Project ALIVE was founded by the European Society of Veterinary Endocrinology (ESVE) in 2016 and endorsed by the Society for Comparative Endocrinology (SCE) in 2017.
It aims to expand the function of both societies by creating a common voice within veterinary endocrinology.
Specifically the project focuses on creating agreement over the definition of common terminology as well as certain "hot topics" within our field.
A common language will help both in clinical and research practice; among its advantages, it enables comparison of clinical and research results, as well as setting of clinical standards. Creating a common language is therefore desperately needed and fully within the remit of both societies' constitutions.
Project ALIVE will aim to tackle the terminology of one endocrinopathy every year, as well as one "hot topic". In addition, previous ALIVE definitions and "hot topic" responses can be revisited each year and can therefore evolve over time.
Each cycle an ALIVE panel will be set up from volunteers from the membership of both societies. The panels will consist of a mix of academics, as well as those in private practice, and will include some key opinion leaders. This mix of the panel is essential in order to create a draft document of definitions that are both scientifically as sound as possible, as well as achievable in daily practice.
After the panel discussions, the draft document will be shown to both memberships with a view to ask for endorsement.
A majority endorsement (>50%) would enable the definitions to become the official ALIVE-approved definition and can from then on forward be referred to as such in any publication or in clinical practice.
Once agreed, all members are encouraged to use these ALIVE definitions in research and practice.
Please note that we encourage you to endorse if you do not feel strongly opposed to the statement. Currently we have no consensus and therefore no uniform voice that can help colleagues in practice. ALIVE statements and definitions were created after weeks of intense debate of the entire panel. They often aim to create more clarity in confusing areas and would therefore help colleagues practise better endocrine practice. By definition consensus statements do not reflect any one individual's ideal opinion; nevertheless, agreement and therefore a uniform message we can share with colleagues is better than the current situation, where we have no agreement and therefore only confusion. A uniformly endorsed statement enables our societies to create clarity for those colleagues who perhaps lack the experience, time to gain insight or confidence to understand the current state of affairs.
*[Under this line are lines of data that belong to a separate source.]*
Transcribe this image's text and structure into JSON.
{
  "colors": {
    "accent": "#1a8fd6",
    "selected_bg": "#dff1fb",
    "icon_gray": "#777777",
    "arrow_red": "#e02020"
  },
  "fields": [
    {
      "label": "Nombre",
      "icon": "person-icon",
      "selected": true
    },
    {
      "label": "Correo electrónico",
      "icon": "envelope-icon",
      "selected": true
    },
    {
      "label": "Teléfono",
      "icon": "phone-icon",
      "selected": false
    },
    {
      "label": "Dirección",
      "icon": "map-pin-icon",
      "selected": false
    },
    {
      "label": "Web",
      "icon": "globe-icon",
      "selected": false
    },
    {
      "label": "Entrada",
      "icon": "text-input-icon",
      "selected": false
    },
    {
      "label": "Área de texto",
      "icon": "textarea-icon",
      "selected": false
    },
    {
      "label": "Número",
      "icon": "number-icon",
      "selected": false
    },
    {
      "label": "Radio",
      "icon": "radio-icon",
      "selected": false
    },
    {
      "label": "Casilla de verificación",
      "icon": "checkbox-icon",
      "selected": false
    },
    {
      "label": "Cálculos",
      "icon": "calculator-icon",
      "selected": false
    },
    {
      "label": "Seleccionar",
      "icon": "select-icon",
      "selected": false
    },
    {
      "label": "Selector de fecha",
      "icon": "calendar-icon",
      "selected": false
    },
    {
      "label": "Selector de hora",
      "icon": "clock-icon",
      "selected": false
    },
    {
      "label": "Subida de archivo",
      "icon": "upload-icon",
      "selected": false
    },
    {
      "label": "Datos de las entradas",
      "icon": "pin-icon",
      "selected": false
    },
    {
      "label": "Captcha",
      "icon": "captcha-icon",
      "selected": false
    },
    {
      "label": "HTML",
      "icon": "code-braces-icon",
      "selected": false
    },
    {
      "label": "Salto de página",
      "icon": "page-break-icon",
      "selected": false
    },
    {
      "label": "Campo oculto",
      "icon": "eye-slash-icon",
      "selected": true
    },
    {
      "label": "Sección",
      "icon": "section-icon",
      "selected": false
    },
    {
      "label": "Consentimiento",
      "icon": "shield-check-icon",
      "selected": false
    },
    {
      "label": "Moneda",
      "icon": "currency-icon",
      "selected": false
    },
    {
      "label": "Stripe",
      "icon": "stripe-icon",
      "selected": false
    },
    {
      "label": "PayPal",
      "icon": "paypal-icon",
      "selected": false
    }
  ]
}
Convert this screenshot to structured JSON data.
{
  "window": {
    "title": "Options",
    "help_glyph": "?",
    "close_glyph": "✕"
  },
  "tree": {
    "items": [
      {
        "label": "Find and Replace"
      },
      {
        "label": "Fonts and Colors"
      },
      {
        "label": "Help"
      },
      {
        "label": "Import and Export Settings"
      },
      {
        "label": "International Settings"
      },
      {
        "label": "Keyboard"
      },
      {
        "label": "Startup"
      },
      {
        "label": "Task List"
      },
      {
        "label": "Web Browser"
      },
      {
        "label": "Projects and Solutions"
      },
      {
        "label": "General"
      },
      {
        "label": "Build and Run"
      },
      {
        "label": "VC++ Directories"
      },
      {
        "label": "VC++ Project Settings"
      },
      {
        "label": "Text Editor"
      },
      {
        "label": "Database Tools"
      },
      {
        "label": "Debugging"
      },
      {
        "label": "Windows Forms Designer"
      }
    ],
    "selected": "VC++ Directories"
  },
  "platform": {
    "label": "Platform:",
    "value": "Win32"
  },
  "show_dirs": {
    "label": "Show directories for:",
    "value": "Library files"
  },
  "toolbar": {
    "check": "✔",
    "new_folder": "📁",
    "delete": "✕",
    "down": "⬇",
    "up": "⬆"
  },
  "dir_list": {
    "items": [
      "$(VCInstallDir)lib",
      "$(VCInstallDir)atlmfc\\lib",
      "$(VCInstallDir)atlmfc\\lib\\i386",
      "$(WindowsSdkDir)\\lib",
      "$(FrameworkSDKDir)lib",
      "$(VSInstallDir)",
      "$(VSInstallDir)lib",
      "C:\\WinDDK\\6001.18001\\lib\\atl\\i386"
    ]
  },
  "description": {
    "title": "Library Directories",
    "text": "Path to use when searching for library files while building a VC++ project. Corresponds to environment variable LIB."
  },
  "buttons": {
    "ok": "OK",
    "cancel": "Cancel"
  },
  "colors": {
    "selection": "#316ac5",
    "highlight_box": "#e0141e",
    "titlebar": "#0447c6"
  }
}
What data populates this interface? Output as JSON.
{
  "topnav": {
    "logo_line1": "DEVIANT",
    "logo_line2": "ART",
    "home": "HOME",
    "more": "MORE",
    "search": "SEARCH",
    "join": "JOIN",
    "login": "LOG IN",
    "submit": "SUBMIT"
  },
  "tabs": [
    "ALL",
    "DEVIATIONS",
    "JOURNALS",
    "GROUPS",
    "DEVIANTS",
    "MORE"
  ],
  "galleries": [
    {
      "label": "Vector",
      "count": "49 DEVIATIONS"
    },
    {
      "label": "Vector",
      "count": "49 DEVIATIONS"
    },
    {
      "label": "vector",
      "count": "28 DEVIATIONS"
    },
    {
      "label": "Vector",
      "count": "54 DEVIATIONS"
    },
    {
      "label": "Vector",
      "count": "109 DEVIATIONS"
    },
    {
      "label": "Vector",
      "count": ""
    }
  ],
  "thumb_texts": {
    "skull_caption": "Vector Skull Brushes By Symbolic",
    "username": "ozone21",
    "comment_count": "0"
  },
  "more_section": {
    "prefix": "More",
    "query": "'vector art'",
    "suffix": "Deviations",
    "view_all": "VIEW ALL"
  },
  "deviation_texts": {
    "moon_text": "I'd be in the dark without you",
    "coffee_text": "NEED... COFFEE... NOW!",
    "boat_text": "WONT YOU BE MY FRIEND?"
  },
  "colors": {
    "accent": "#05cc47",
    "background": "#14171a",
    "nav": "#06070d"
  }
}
If you choose to endorse the ALIVE statement, you can still make comments on how you think the statement could be improved - these comments will go forward for consideration in subsequent ALIVE meetings.
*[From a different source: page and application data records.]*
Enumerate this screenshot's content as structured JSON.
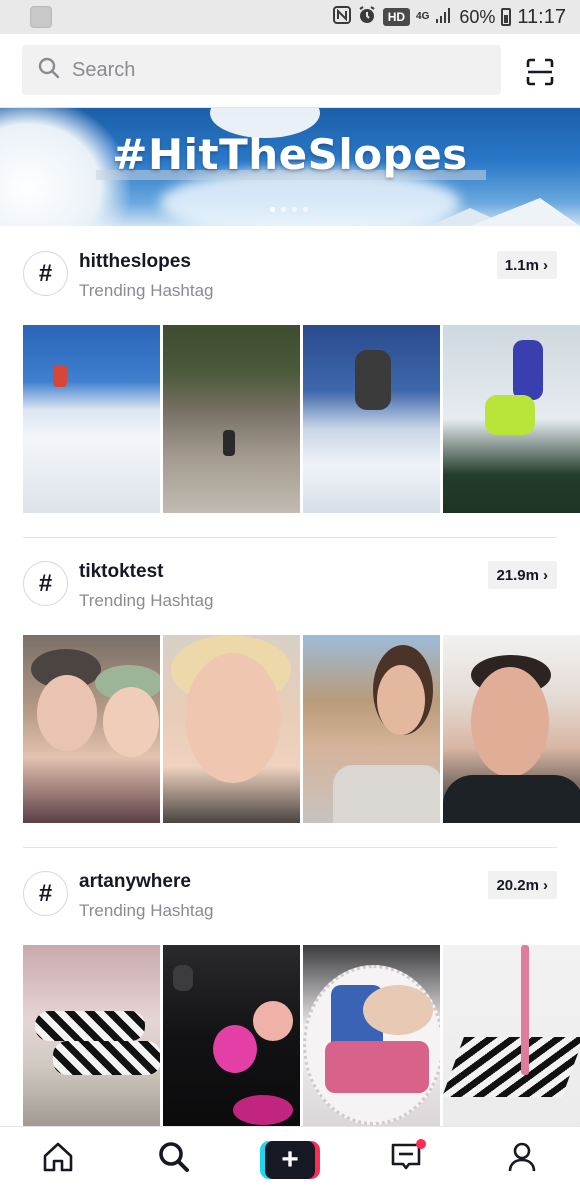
{
  "status_bar": {
    "network_badge": "HD",
    "network_type": "4G",
    "battery": "60%",
    "time": "11:17"
  },
  "search": {
    "placeholder": "Search"
  },
  "banner": {
    "title": "#HitTheSlopes"
  },
  "sections": [
    {
      "hash": "#",
      "name": "hittheslopes",
      "subtitle": "Trending Hashtag",
      "count": "1.1m"
    },
    {
      "hash": "#",
      "name": "tiktoktest",
      "subtitle": "Trending Hashtag",
      "count": "21.9m"
    },
    {
      "hash": "#",
      "name": "artanywhere",
      "subtitle": "Trending Hashtag",
      "count": "20.2m"
    }
  ],
  "bottom_nav": {
    "create_symbol": "+"
  },
  "colors": {
    "accent_red": "#fe2c55",
    "accent_cyan": "#20d5ec",
    "text_primary": "#161823",
    "text_secondary": "#8a8b91"
  }
}
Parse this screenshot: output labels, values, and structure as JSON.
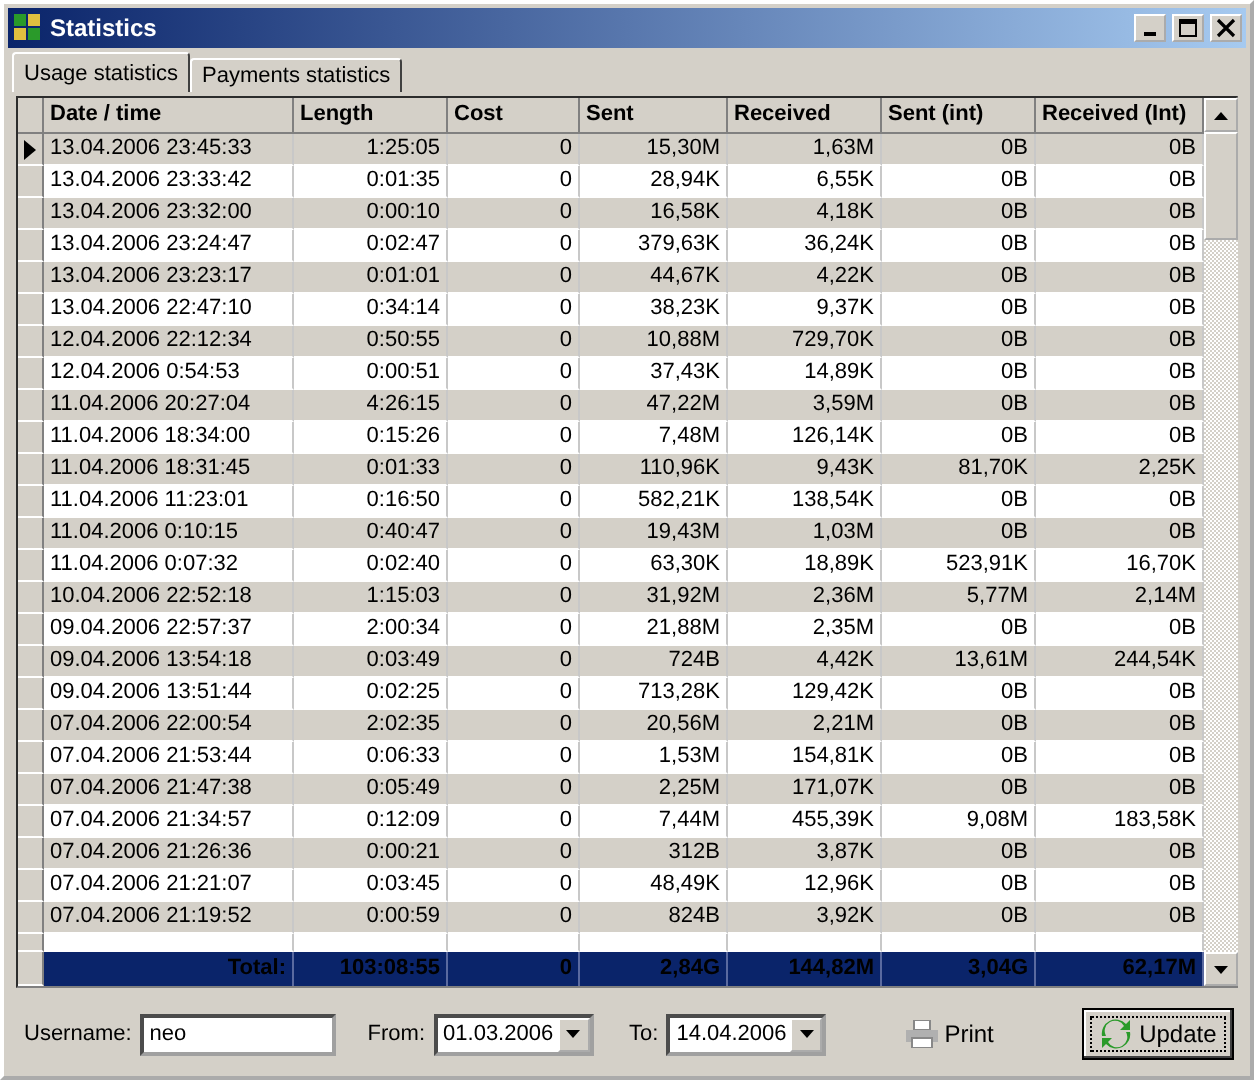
{
  "window": {
    "title": "Statistics"
  },
  "tabs": [
    {
      "label": "Usage statistics",
      "selected": true
    },
    {
      "label": "Payments statistics",
      "selected": false
    }
  ],
  "table": {
    "columns": [
      "Date / time",
      "Length",
      "Cost",
      "Sent",
      "Received",
      "Sent (int)",
      "Received (Int)"
    ],
    "rows": [
      {
        "selected": true,
        "cells": [
          "13.04.2006 23:45:33",
          "1:25:05",
          "0",
          "15,30M",
          "1,63M",
          "0B",
          "0B"
        ]
      },
      {
        "selected": false,
        "cells": [
          "13.04.2006 23:33:42",
          "0:01:35",
          "0",
          "28,94K",
          "6,55K",
          "0B",
          "0B"
        ]
      },
      {
        "selected": false,
        "cells": [
          "13.04.2006 23:32:00",
          "0:00:10",
          "0",
          "16,58K",
          "4,18K",
          "0B",
          "0B"
        ]
      },
      {
        "selected": false,
        "cells": [
          "13.04.2006 23:24:47",
          "0:02:47",
          "0",
          "379,63K",
          "36,24K",
          "0B",
          "0B"
        ]
      },
      {
        "selected": false,
        "cells": [
          "13.04.2006 23:23:17",
          "0:01:01",
          "0",
          "44,67K",
          "4,22K",
          "0B",
          "0B"
        ]
      },
      {
        "selected": false,
        "cells": [
          "13.04.2006 22:47:10",
          "0:34:14",
          "0",
          "38,23K",
          "9,37K",
          "0B",
          "0B"
        ]
      },
      {
        "selected": false,
        "cells": [
          "12.04.2006 22:12:34",
          "0:50:55",
          "0",
          "10,88M",
          "729,70K",
          "0B",
          "0B"
        ]
      },
      {
        "selected": false,
        "cells": [
          "12.04.2006 0:54:53",
          "0:00:51",
          "0",
          "37,43K",
          "14,89K",
          "0B",
          "0B"
        ]
      },
      {
        "selected": false,
        "cells": [
          "11.04.2006 20:27:04",
          "4:26:15",
          "0",
          "47,22M",
          "3,59M",
          "0B",
          "0B"
        ]
      },
      {
        "selected": false,
        "cells": [
          "11.04.2006 18:34:00",
          "0:15:26",
          "0",
          "7,48M",
          "126,14K",
          "0B",
          "0B"
        ]
      },
      {
        "selected": false,
        "cells": [
          "11.04.2006 18:31:45",
          "0:01:33",
          "0",
          "110,96K",
          "9,43K",
          "81,70K",
          "2,25K"
        ]
      },
      {
        "selected": false,
        "cells": [
          "11.04.2006 11:23:01",
          "0:16:50",
          "0",
          "582,21K",
          "138,54K",
          "0B",
          "0B"
        ]
      },
      {
        "selected": false,
        "cells": [
          "11.04.2006 0:10:15",
          "0:40:47",
          "0",
          "19,43M",
          "1,03M",
          "0B",
          "0B"
        ]
      },
      {
        "selected": false,
        "cells": [
          "11.04.2006 0:07:32",
          "0:02:40",
          "0",
          "63,30K",
          "18,89K",
          "523,91K",
          "16,70K"
        ]
      },
      {
        "selected": false,
        "cells": [
          "10.04.2006 22:52:18",
          "1:15:03",
          "0",
          "31,92M",
          "2,36M",
          "5,77M",
          "2,14M"
        ]
      },
      {
        "selected": false,
        "cells": [
          "09.04.2006 22:57:37",
          "2:00:34",
          "0",
          "21,88M",
          "2,35M",
          "0B",
          "0B"
        ]
      },
      {
        "selected": false,
        "cells": [
          "09.04.2006 13:54:18",
          "0:03:49",
          "0",
          "724B",
          "4,42K",
          "13,61M",
          "244,54K"
        ]
      },
      {
        "selected": false,
        "cells": [
          "09.04.2006 13:51:44",
          "0:02:25",
          "0",
          "713,28K",
          "129,42K",
          "0B",
          "0B"
        ]
      },
      {
        "selected": false,
        "cells": [
          "07.04.2006 22:00:54",
          "2:02:35",
          "0",
          "20,56M",
          "2,21M",
          "0B",
          "0B"
        ]
      },
      {
        "selected": false,
        "cells": [
          "07.04.2006 21:53:44",
          "0:06:33",
          "0",
          "1,53M",
          "154,81K",
          "0B",
          "0B"
        ]
      },
      {
        "selected": false,
        "cells": [
          "07.04.2006 21:47:38",
          "0:05:49",
          "0",
          "2,25M",
          "171,07K",
          "0B",
          "0B"
        ]
      },
      {
        "selected": false,
        "cells": [
          "07.04.2006 21:34:57",
          "0:12:09",
          "0",
          "7,44M",
          "455,39K",
          "9,08M",
          "183,58K"
        ]
      },
      {
        "selected": false,
        "cells": [
          "07.04.2006 21:26:36",
          "0:00:21",
          "0",
          "312B",
          "3,87K",
          "0B",
          "0B"
        ]
      },
      {
        "selected": false,
        "cells": [
          "07.04.2006 21:21:07",
          "0:03:45",
          "0",
          "48,49K",
          "12,96K",
          "0B",
          "0B"
        ]
      },
      {
        "selected": false,
        "cells": [
          "07.04.2006 21:19:52",
          "0:00:59",
          "0",
          "824B",
          "3,92K",
          "0B",
          "0B"
        ]
      }
    ],
    "totals": [
      "Total:",
      "103:08:55",
      "0",
      "2,84G",
      "144,82M",
      "3,04G",
      "62,17M"
    ]
  },
  "filters": {
    "username": {
      "label": "Username:",
      "value": "neo"
    },
    "from": {
      "label": "From:",
      "value": "01.03.2006"
    },
    "to": {
      "label": "To:",
      "value": "14.04.2006"
    }
  },
  "buttons": {
    "print": "Print",
    "update": "Update"
  }
}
In short, the ALIVE project is as much a political process as it is a scientific one.
Thank you for being part of project ALIVE - let's create a common language to achieve our common goal - improved welfare of patients with endocrine disease.
Stijn Niessen - President ESVE - Chair project ALIVE
Patty Lathan - President SCE